$19bn in venture-capital investment in Silicon Valley from 2017 to 2018, a 31% jump.
1,821 US-based businesses were launched by women each day in 2018.
6.3% of Americans (15.5 million people) identify as entrepreneurs.
Switzerland boasts extraordinary levels of investment in research and design (two of our favourite things). Excellent universities and technical schools help, as do world-leading infrastructure and a high quality of life. Access to funding means it is relatively simple to set up a business. However, enhancing the perception of entrepreneurship as a career option would be helpful.
3.4% of GDP invested in research in 2017.
99% of Swiss companies are made up of 250 people or fewer.
2% of businesses are closed every year, half for “positive” reasons.
Small and medium-sized businesses make up half of Canada’s GDP and employ seven million people. Entrepreneurs can access CA$26bn (€17.5bn) of federal incentives, while prime minister Justin Trudeau’s Women-Entrepreneurship Fund is expected to double the number of female-led start-ups by 2025. Most federal funding still goes to cities so rural investment could be improved.
CA$38m (€26m) unveiled in August for young entrepreneurs.
CA$24m (€16m) for entrepreneurs through the Canada Music Fund.
300-plus immigrants have used the Start-Up Visa Program since 2018.
Ideal conditions for entrepreneurship in the UK are driven by the country’s digital sector, which has benefited from an increase in investment. There’s strong support for those who pursue their own business interests. More facilities that link entrepreneurs with academia and industry, such as Heriot-Watt University’s Global Research, Innovation and Discovery unit, would be welcomed.

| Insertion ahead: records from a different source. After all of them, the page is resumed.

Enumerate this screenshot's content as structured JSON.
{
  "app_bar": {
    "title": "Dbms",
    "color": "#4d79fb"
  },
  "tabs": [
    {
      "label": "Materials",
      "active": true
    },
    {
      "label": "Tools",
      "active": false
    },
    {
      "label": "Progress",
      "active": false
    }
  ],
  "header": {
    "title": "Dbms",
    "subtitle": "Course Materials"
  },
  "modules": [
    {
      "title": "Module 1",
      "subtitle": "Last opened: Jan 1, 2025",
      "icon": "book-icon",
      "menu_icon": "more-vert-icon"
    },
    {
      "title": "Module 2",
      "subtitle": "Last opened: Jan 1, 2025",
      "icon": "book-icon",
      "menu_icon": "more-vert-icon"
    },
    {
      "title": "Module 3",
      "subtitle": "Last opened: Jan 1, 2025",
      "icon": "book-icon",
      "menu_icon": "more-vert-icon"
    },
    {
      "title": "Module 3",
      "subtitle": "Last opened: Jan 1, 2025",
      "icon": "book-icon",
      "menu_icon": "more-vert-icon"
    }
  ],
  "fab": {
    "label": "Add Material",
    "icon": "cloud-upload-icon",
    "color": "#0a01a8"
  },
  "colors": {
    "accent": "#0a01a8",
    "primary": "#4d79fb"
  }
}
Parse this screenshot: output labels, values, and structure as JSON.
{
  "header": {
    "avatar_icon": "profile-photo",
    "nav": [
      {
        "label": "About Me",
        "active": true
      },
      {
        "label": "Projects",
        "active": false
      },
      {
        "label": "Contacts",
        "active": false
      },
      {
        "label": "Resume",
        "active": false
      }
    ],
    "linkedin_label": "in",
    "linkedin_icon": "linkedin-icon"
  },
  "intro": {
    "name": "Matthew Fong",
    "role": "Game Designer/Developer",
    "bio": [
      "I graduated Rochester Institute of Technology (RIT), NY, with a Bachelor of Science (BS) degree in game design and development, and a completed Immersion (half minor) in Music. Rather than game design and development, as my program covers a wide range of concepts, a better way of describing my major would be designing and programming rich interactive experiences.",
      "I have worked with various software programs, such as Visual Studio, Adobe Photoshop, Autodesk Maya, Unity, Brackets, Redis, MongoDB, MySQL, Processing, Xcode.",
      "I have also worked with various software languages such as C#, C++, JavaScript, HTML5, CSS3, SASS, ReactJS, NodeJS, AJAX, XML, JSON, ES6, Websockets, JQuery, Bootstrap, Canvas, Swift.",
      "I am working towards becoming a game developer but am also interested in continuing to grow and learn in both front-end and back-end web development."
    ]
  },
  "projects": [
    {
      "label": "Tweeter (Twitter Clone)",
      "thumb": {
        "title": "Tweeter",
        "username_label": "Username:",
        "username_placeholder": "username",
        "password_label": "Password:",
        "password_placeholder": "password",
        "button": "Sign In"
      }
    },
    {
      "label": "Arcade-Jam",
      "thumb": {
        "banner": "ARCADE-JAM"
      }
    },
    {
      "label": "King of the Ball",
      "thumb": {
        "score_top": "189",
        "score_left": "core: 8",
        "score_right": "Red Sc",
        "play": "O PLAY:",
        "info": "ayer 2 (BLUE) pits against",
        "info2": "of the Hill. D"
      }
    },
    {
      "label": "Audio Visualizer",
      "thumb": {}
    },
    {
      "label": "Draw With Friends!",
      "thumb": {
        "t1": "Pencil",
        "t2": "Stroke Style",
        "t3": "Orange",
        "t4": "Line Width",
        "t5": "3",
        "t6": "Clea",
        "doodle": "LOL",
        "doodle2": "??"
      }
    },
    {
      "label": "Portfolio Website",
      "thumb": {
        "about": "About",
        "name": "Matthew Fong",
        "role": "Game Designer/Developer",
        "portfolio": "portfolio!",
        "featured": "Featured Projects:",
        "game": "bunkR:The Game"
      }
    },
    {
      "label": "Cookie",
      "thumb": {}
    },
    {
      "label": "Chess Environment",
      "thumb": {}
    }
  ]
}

£4.4bn venture-capital investment in the UK in the first half of 2019.
£39.4bn combined public and private spend on r&d in 2018.
1 in 5 people engaged in (or planning on) entrepreneurial activity.
Australia has one of the world’s most stable economies. Its citizens are some of the world’s richest and their readiness to spend indicates a ripe market for small businesses. However, government assistance only reaches 15 per cent of small enterprises. More state-led leniency on licensing and a shift away from the resource sector would sweeten the pot.
8 major government-support programmes for entrepreneurs.
33% of Australia’s GDP is from small businesses, which employ more than 40 per cent of the workforce.
43.5% refundable tax offset for R&D spending.